Did you know that a network of hidden waterways flows silently beneath the town?
This is the result of centuries of growth in Reading Borough, covering over what were once open streams, fishponds and waterways.
The first published map of ‘Redding’, produced by Speed in 1611, clearly shows a network of open streams and ditches in the south of the town. It also gives a fascinating insight into Reading’s size, which was then of only a few thousand people.
One waterway — still flowing beneath Reading today — is the Holy Brook. This a channel of the River Kennet that leaves the river through a brick structure known as the ‘Arrowhead'. It travels for six miles from Theale, and once powered the mill of the Cluniac monks of Reading Abbey.
The Holy Brook was the most northerly of the town's streams, and was crossed by four bridges of varying size. Two were minor footbridges, and they were eventually covered over by the town’s expansion.
Reading’s population was served by at least five corn mills. The biggest of these was the old St Giles' Mill, which had previously been recorded in the Domesday Book.
St Giles' was the last mill in Reading to be demolished; in 1900, it made way for a tram depot, which then made way for the Oracle shopping centre in kind!
Nearby Bridge Street was vital to anyone travelling into the heart of Reading, as its former name ‘Seven Bridges’ implied. However, these were wooden structures, and after the dissolution of the monasteries by Henry VIII, many of them were poorly maintained. Feeling guilty for the town’s plight, Queen Elizabeth I later authorised some restoration of this infrastructure, ironically using ribbed limestone blocks and pillars from the Abbey!
Several of these ornate pillars remain hidden beneath Castle Street and are Grade II listed, attesting to the fine workmanship of the medieval stone masons.
Part of the Kennet is also hidden from view. The original ‘leet’ – a channel dug to power the corn grinding wheels for St Giles’ Mill – still flows beneath the Mill Lane area. This was originally on an ‘island’, but is now hidden from view.
During the Civil War and the Siege of Reading in 1643, this entire area was flooded to serve as a line of defence for the town’s besieged Royalist garrison. There were also a series of ditches to the north of Reading, filled with the waters of the River Thames and denying Parliamentarian forces an easy route into town.
The largest of these ditches was the Plummery Ditch. It started in Kings Meadow (known at the time as ‘His Majesty’s Meadowe’), flowed eastwards and joined the Kennet near Blake’s Lock.
Blake’s Lock dates back as far 1404. The first written mention records that each vessel paid 1 penny to pass through. At this time the waterway connected Reading Abbey to the river Thames via Kennetmouth.
The Kennet and Avon canal did not join up to this waterway for another 300 years, when civil engineer John Hore of Newbury constructed three further locks.
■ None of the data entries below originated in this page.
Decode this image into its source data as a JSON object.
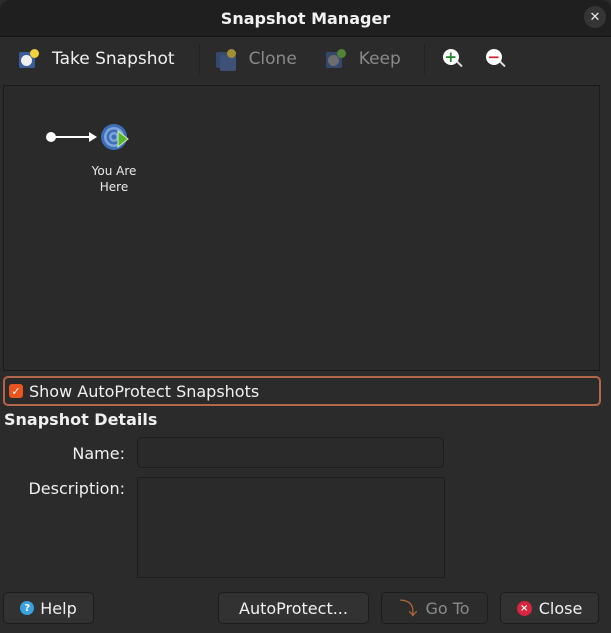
{
  "window": {
    "title": "Snapshot Manager",
    "close_icon": "close-icon"
  },
  "toolbar": {
    "take_snapshot": {
      "label": "Take Snapshot",
      "icon": "take-snapshot-icon",
      "enabled": true
    },
    "clone": {
      "label": "Clone",
      "icon": "clone-icon",
      "enabled": false
    },
    "keep": {
      "label": "Keep",
      "icon": "keep-icon",
      "enabled": false
    },
    "zoom_in": {
      "icon": "zoom-in-icon",
      "glyph": "+"
    },
    "zoom_out": {
      "icon": "zoom-out-icon",
      "glyph": "−"
    }
  },
  "tree": {
    "current_node": {
      "label_line1": "You Are",
      "label_line2": "Here",
      "icon": "you-are-here-icon"
    }
  },
  "autoprotect": {
    "label": "Show AutoProtect Snapshots",
    "checked": true,
    "check_glyph": "✓"
  },
  "details": {
    "title": "Snapshot Details",
    "name_label": "Name:",
    "name_value": "",
    "description_label": "Description:",
    "description_value": ""
  },
  "buttons": {
    "help": {
      "label": "Help",
      "icon_glyph": "?"
    },
    "autoprotect": {
      "label": "AutoProtect..."
    },
    "goto": {
      "label": "Go To",
      "enabled": false,
      "icon_glyph": "⤵"
    },
    "close": {
      "label": "Close",
      "icon_glyph": "×"
    }
  },
  "colors": {
    "accent": "#e95420",
    "focus_border": "#b3664a",
    "background": "#2b2b2b"
  }
}
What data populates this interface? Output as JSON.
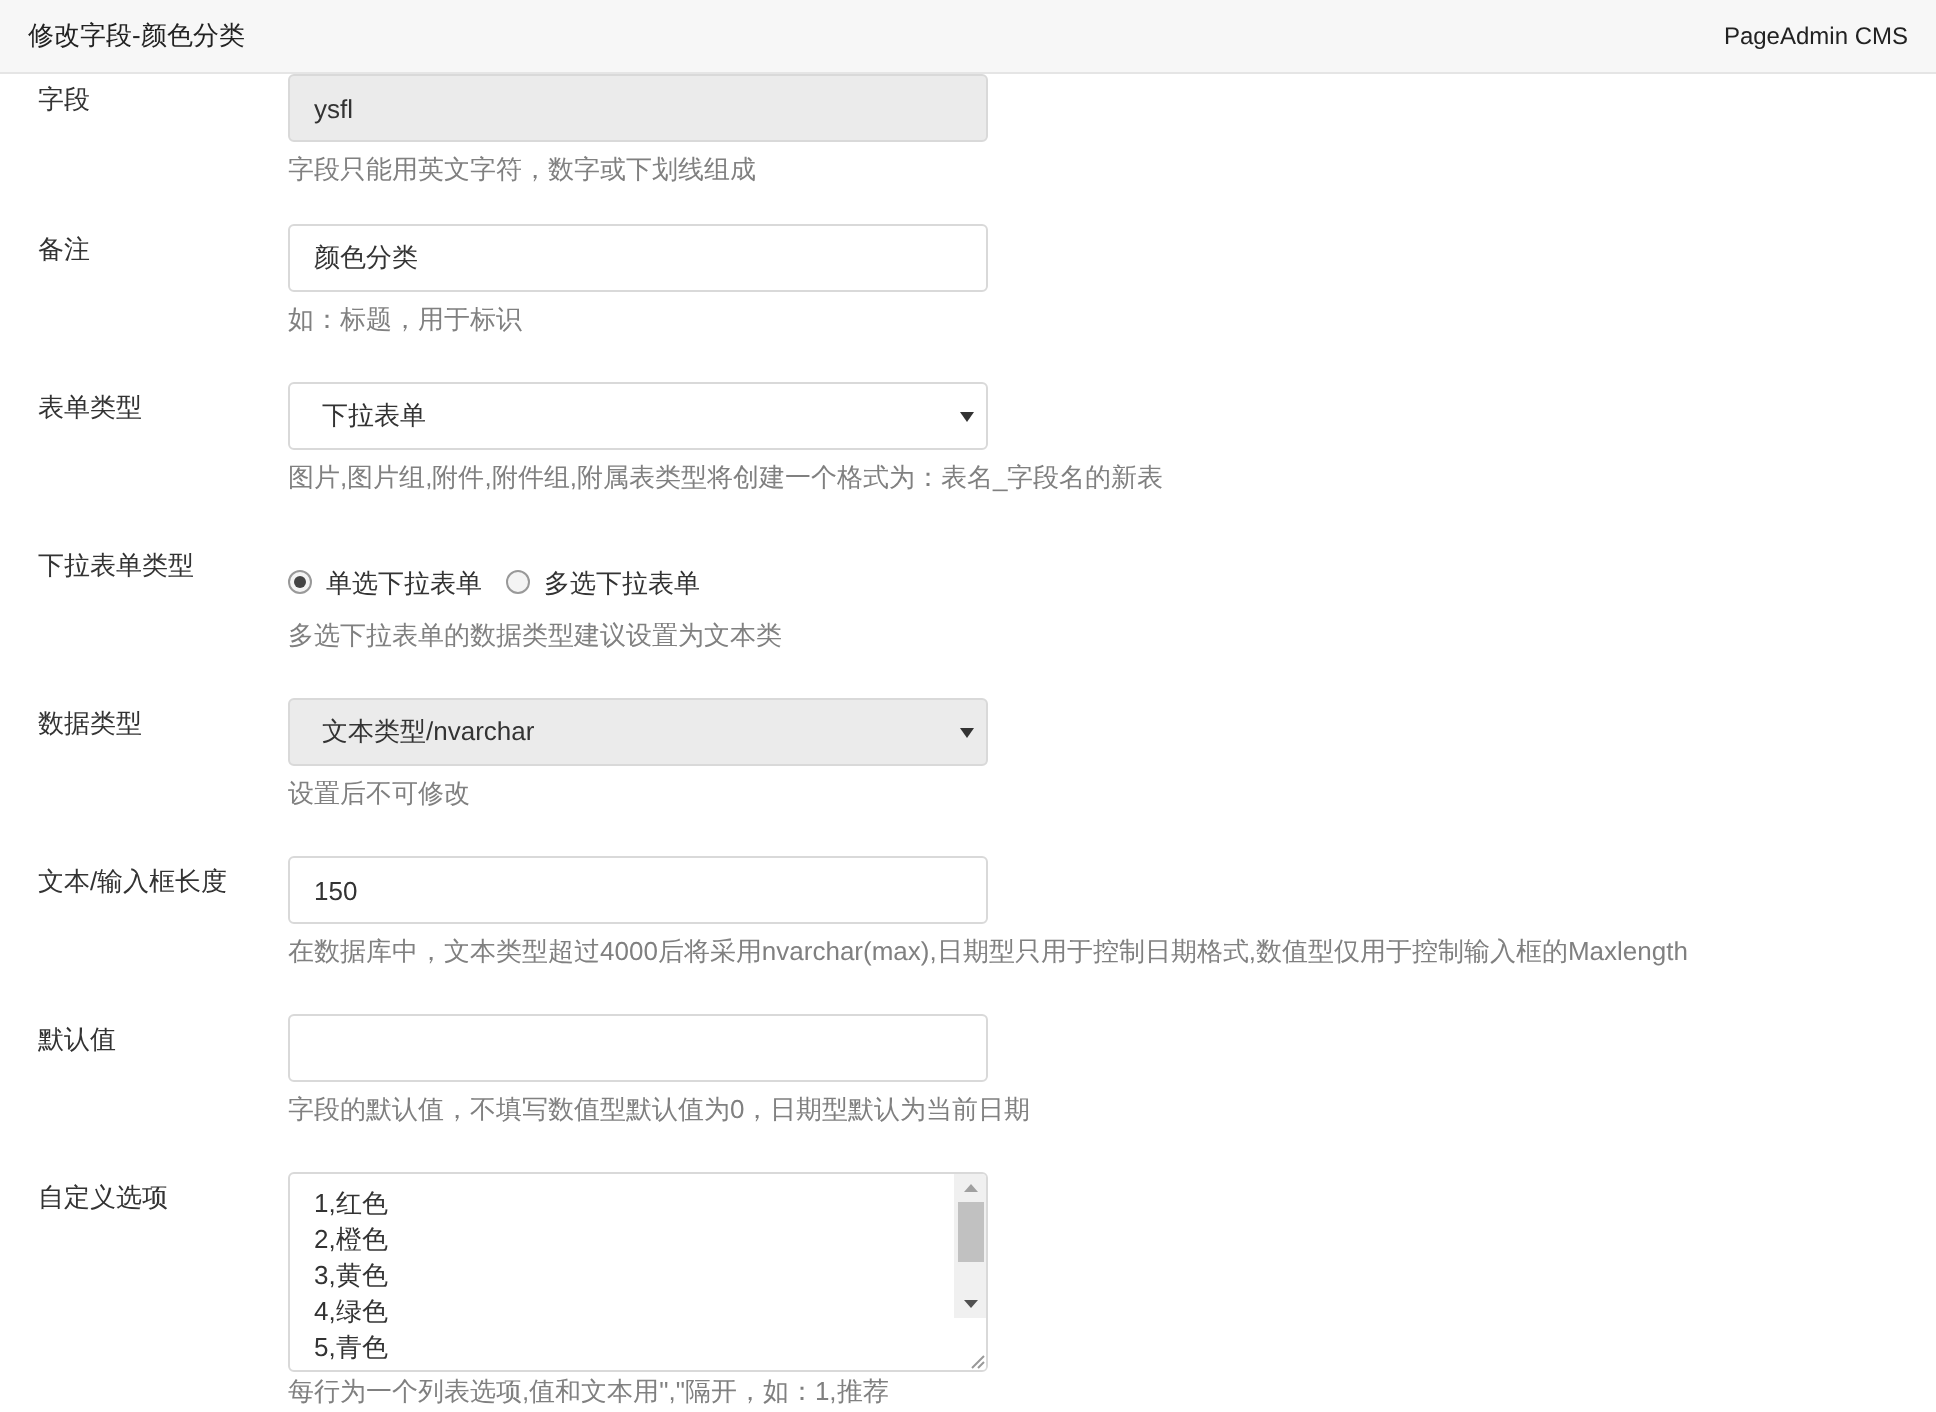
{
  "header": {
    "title": "修改字段-颜色分类",
    "brand": "PageAdmin CMS"
  },
  "fields": [
    {
      "kind": "text",
      "label": "字段",
      "value": "ysfl",
      "disabled": true,
      "hint": "字段只能用英文字符，数字或下划线组成"
    },
    {
      "kind": "text",
      "label": "备注",
      "value": "颜色分类",
      "disabled": false,
      "hint": "如：标题，用于标识"
    },
    {
      "kind": "select",
      "label": "表单类型",
      "value": "下拉表单",
      "disabled": false,
      "hint": "图片,图片组,附件,附件组,附属表类型将创建一个格式为：表名_字段名的新表"
    },
    {
      "kind": "radio",
      "label": "下拉表单类型",
      "options": [
        {
          "label": "单选下拉表单",
          "selected": true
        },
        {
          "label": "多选下拉表单",
          "selected": false
        }
      ],
      "hint": "多选下拉表单的数据类型建议设置为文本类"
    },
    {
      "kind": "select",
      "label": "数据类型",
      "value": "文本类型/nvarchar",
      "disabled": true,
      "hint": "设置后不可修改"
    },
    {
      "kind": "text",
      "label": "文本/输入框长度",
      "value": "150",
      "disabled": false,
      "hint": "在数据库中，文本类型超过4000后将采用nvarchar(max),日期型只用于控制日期格式,数值型仅用于控制输入框的Maxlength"
    },
    {
      "kind": "text",
      "label": "默认值",
      "disabled": false,
      "hint": "字段的默认值，不填写数值型默认值为0，日期型默认为当前日期"
    },
    {
      "kind": "textarea",
      "label": "自定义选项",
      "lines": [
        "1,红色",
        "2,橙色",
        "3,黄色",
        "4,绿色",
        "5,青色"
      ],
      "hint": "每行为一个列表选项,值和文本用\",\"隔开，如：1,推荐"
    }
  ]
}
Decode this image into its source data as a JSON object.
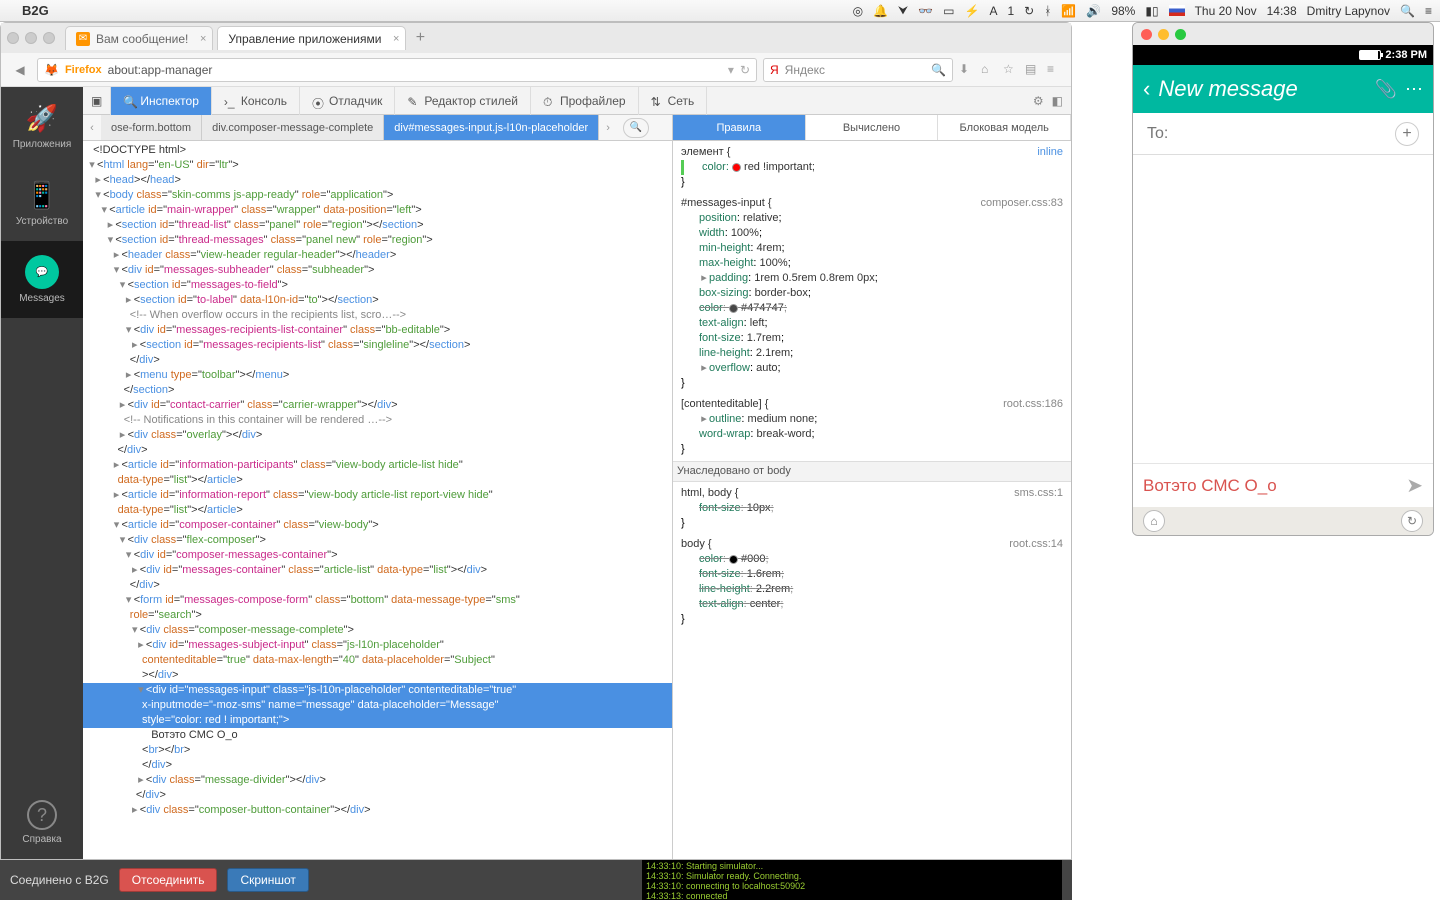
{
  "menubar": {
    "app": "B2G",
    "battery": "98%",
    "date": "Thu 20 Nov",
    "time": "14:38",
    "user": "Dmitry Lapynov"
  },
  "tabs": {
    "t1": "Вам сообщение!",
    "t2": "Управление приложениями"
  },
  "urlbar": {
    "firefox": "Firefox",
    "url": "about:app-manager",
    "search_placeholder": "Яндекс"
  },
  "rail": {
    "apps": "Приложения",
    "device": "Устройство",
    "messages": "Messages",
    "help": "Справка"
  },
  "devtools": {
    "inspector": "Инспектор",
    "console": "Консоль",
    "debugger": "Отладчик",
    "style": "Редактор стилей",
    "profiler": "Профайлер",
    "network": "Сеть"
  },
  "crumbs": {
    "c1": "ose-form.bottom",
    "c2": "div.composer-message-complete",
    "c3": "div#messages-input.js-l10n-placeholder"
  },
  "rules_tabs": {
    "rules": "Правила",
    "computed": "Вычислено",
    "box": "Блоковая модель"
  },
  "rules": {
    "elem": "элемент",
    "inline": "inline",
    "r1_prop": "color:",
    "r1_val": "red !important;",
    "sel1": "#messages-input {",
    "file1": "composer.css:83",
    "p1": "position: relative;",
    "p2": "width: 100%;",
    "p3": "min-height: 4rem;",
    "p4": "max-height: 100%;",
    "p5": "padding: 1rem 0.5rem 0.8rem 0px;",
    "p6": "box-sizing: border-box;",
    "p7": "color:   #474747;",
    "p8": "text-align: left;",
    "p9": "font-size: 1.7rem;",
    "p10": "line-height: 2.1rem;",
    "p11": "overflow: auto;",
    "sel2": "[contenteditable] {",
    "file2": "root.css:186",
    "p12": "outline: medium none;",
    "p13": "word-wrap: break-word;",
    "inherit": "Унаследовано от body",
    "sel3": "html, body {",
    "file3": "sms.css:1",
    "p14": "font-size: 10px;",
    "sel4": "body {",
    "file4": "root.css:14",
    "p15": "color:   #000;",
    "p16": "font-size: 1.6rem;",
    "p17": "line-height: 2.2rem;",
    "p18": "text-align: center;"
  },
  "status": {
    "connected": "Соединено с B2G",
    "disconnect": "Отсоединить",
    "screenshot": "Скриншот",
    "log1": "14:33:10: Starting simulator...",
    "log2": "14:33:10: Simulator ready. Connecting.",
    "log3": "14:33:10: connecting to localhost:50902",
    "log4": "14:33:13: connected"
  },
  "phone": {
    "time": "2:38 PM",
    "title": "New message",
    "to": "To:",
    "compose": "Вотэто СМС О_о"
  },
  "dom": {
    "text": "Вотэто СМС O_o"
  }
}
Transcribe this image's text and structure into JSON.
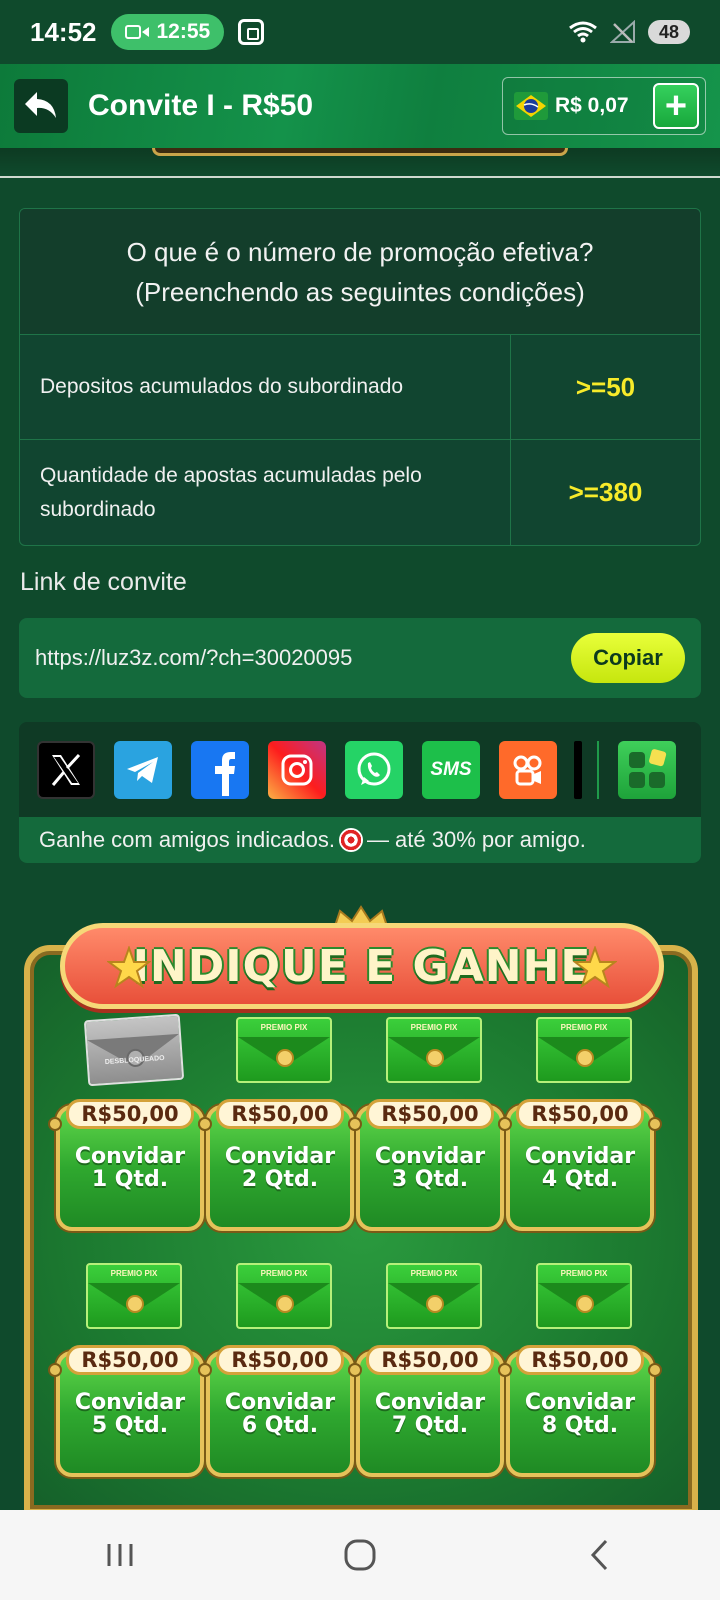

Within Reading Borough, there are a total of four locks today: from west to east, they are Southcote, Fobney, County and Blake's Lock.
Farthest west in the Borough is Southcote Lock, which was built between 1718 to 1723 (as were Fobney and County). Adjacent to it in the 18th century, a wire mill and pumping station supplied Reading with its first filtered water supply.
Fobney also has a pumping station which is used to adjust water levels as it has the largest rise and fall of over 7 feet.
County Lock in the town centre has the lowest change in water levels but is the trickiest to navigate, especially around the 'Brewery Gut' which was formerly the site of Simond's Brewery.
An ingenious method of pulling boats through this area was devised (as no towpath existed), which consisted of floating a tow rope downstream and then pulling the vessel through.
During the Second World War, it was thought the bridge, which carried traffic up and down Bridge Street, would not be able to withstand the heavy military vehicles passing over, so a series of strengthening steel girders and wooden railway sleepers were placed beneath. This made it almost impossible to navigate all but the smallest of boats underneath. However, the problem was later solved by installing a 'traffic light' system at either end of the area.
Next time you go for a walk through the town, think about the waterways flowing beneath you, and the rich history coursing through them.